The Infinity AZ refractors come with three eyepieces: A 26mm MA (15x), a 9mm MA (44x) and a 6.3mm MA (63x). It also comes with a 2x Barlow lens, an Amici prism star diagonal, and a red dot sight.
The MA eyepieces are plastic-bodied but do use glass optics. The 6.3mm MA is rather hard to look through due to it small lens and low eye relief – as well as not very sharp – but you don’t really need it all that much. The 2x Barlow is not the best but does the job, though you’ll probably find it rather unnecessary with the Infinity 80.
The Amici prism diagonal (which, by the way, is almost entirely plastic) provides correct left-right and up-down images, making it useful for terrestrial viewing. However, for astronomy all it does is dim the image by absorbing some of the light entering it, as well as causing an annoying diffraction spike on bright objects due to the prism’s design.
The included red dot sight works just fine for this scope, as the field of view with the 80AZ at low magnification is extremely wide anyways – around 3.5 degrees (or about six and a half full Moons) with the included 26mm MA. The scope almost serves as its own finder!
The Infinity AZ Mount & Tripod
The Infinity AZ mount is more based on the design of a photo tripod than a real alt-azimuth telescope mount. Unlike more expensive astronomical alt-az mounts it has no Vixen dovetail saddle and the telescope doesn’t sit at the center of gravity. However, the 80mm Infinity optical tube is so small that it has absolutely no balance issues (unlike the larger 102mm Infinity which can have some problems with balancing). The mount has slow-motion cables and thick steel tripod legs – if anything, it is overkill for the little 80mm optical tube. Overall its performance is quite satisfactory, though there is some minor backlash in the controls.
What can you see?
The Infinity 80 is again primarily a telescope for low magnifications and wide fields of view.

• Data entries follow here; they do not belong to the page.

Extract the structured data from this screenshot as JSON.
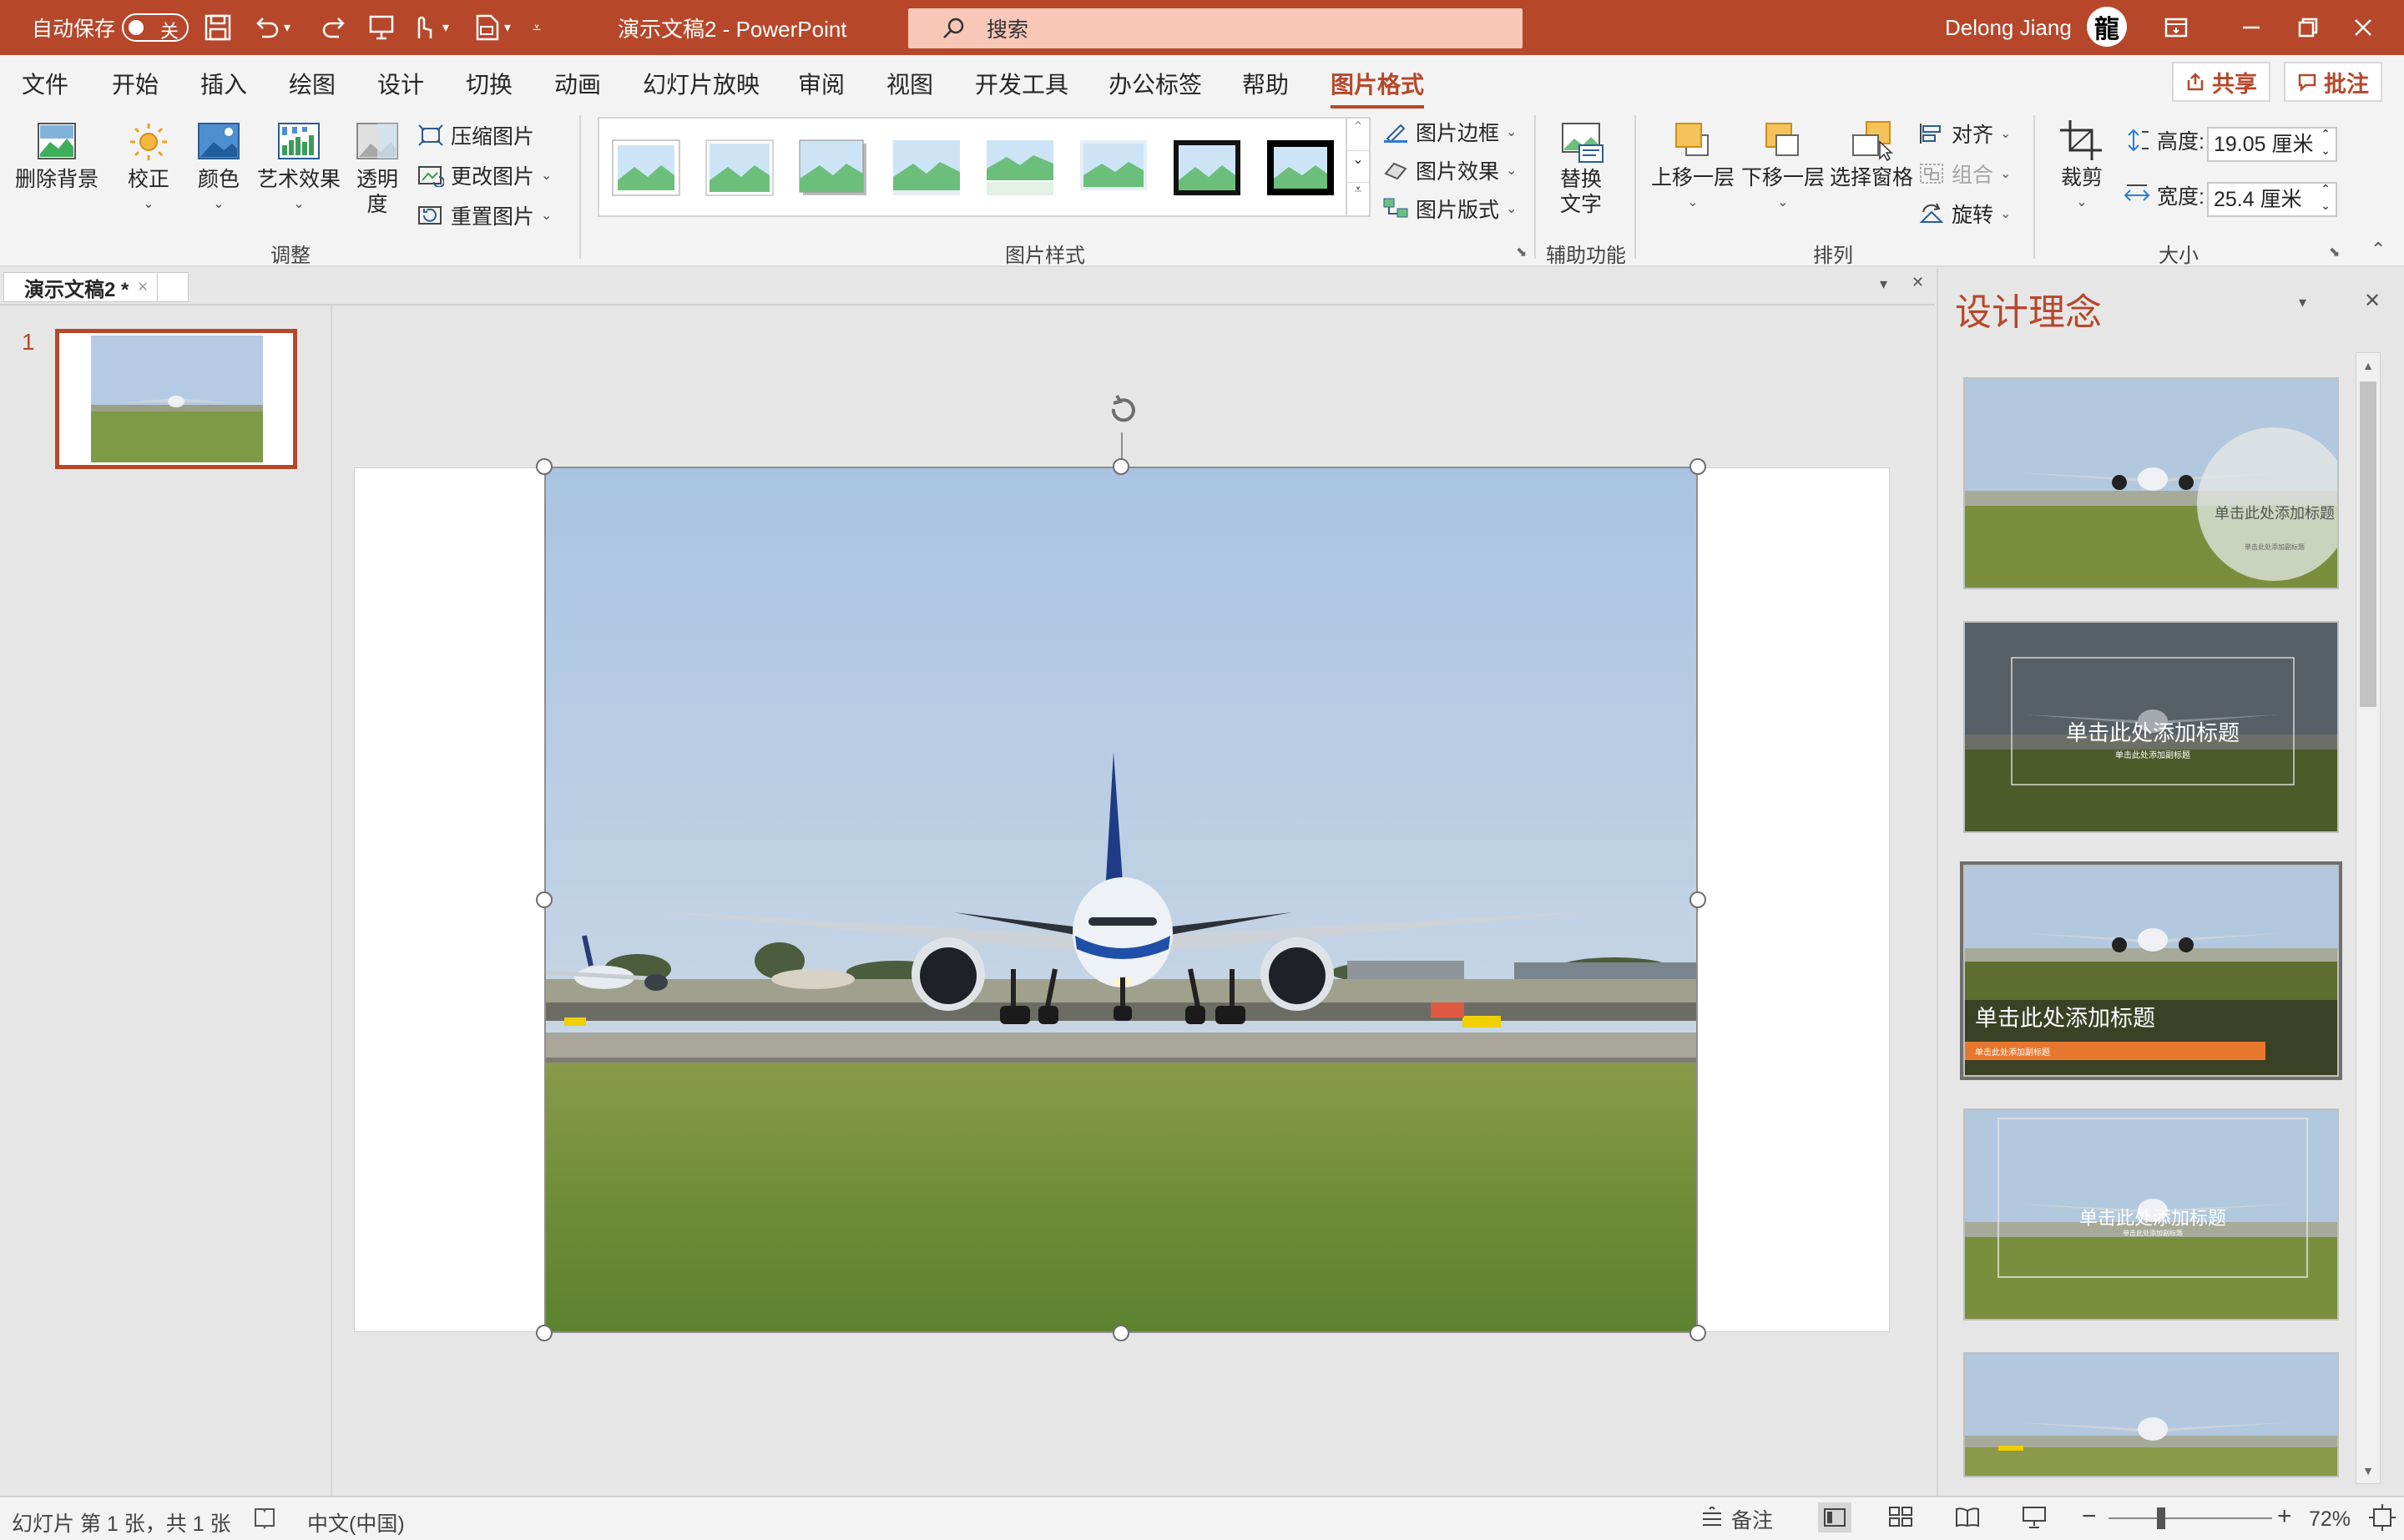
{
  "titlebar": {
    "autosave_label": "自动保存",
    "autosave_state": "关",
    "doc_title": "演示文稿2  -  PowerPoint",
    "search_placeholder": "搜索",
    "user_name": "Delong Jiang",
    "avatar_glyph": "龍"
  },
  "menu": {
    "tabs": [
      "文件",
      "开始",
      "插入",
      "绘图",
      "设计",
      "切换",
      "动画",
      "幻灯片放映",
      "审阅",
      "视图",
      "开发工具",
      "办公标签",
      "帮助",
      "图片格式"
    ],
    "active_tab": "图片格式",
    "share_label": "共享",
    "comment_label": "批注"
  },
  "ribbon": {
    "remove_bg": "删除背景",
    "correct": "校正",
    "color": "颜色",
    "artistic": "艺术效果",
    "transparency": "透明\n度",
    "compress": "压缩图片",
    "change_pic": "更改图片",
    "reset_pic": "重置图片",
    "group_adjust": "调整",
    "group_styles": "图片样式",
    "pic_border": "图片边框",
    "pic_effects": "图片效果",
    "pic_layout": "图片版式",
    "alt_text": "替换\n文字",
    "group_access": "辅助功能",
    "bring_forward": "上移一层",
    "send_backward": "下移一层",
    "selection_pane": "选择窗格",
    "align": "对齐",
    "group": "组合",
    "rotate": "旋转",
    "group_arrange": "排列",
    "crop": "裁剪",
    "height_label": "高度:",
    "height_value": "19.05 厘米",
    "width_label": "宽度:",
    "width_value": "25.4 厘米",
    "group_size": "大小"
  },
  "doc_tab": {
    "name": "演示文稿2 *"
  },
  "thumbs": {
    "slide_number": "1"
  },
  "design_pane": {
    "title": "设计理念",
    "placeholder_title": "单击此处添加标题",
    "placeholder_sub": "单击此处添加副标题"
  },
  "status": {
    "slide_info": "幻灯片 第 1 张，共 1 张",
    "language": "中文(中国)",
    "notes": "备注",
    "zoom": "72%"
  },
  "colors": {
    "accent": "#b7472a",
    "orange": "#e8772e"
  }
}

With this scope you can see hundreds and hundreds of open star clusters, a few emission nebulae like the Orion, Lagoon, and Swan Nebulae, and a few dozen globular clusters, planetary nebulae, and galaxies – the latter objects will appear as little more than small faint smudges unless you are blessed with dark skies. Under dark skies, you can also observe many dark nebulae in the Milky Way. Double stars can be viewed with the Infinity 80AZ, but anything with a separation of under 4 arc seconds or so is probably going to be really difficult if not impossible to split.
The Moon will look fantastic with the 80AZ despite the chromatic aberration, and some atmospheric detail can still be seen on Jupiter and Saturn (although the latter’s Great Red Spot may be tricky), as can Venus’ phases. However, detail on Mars is pretty much out of the question with this telescope.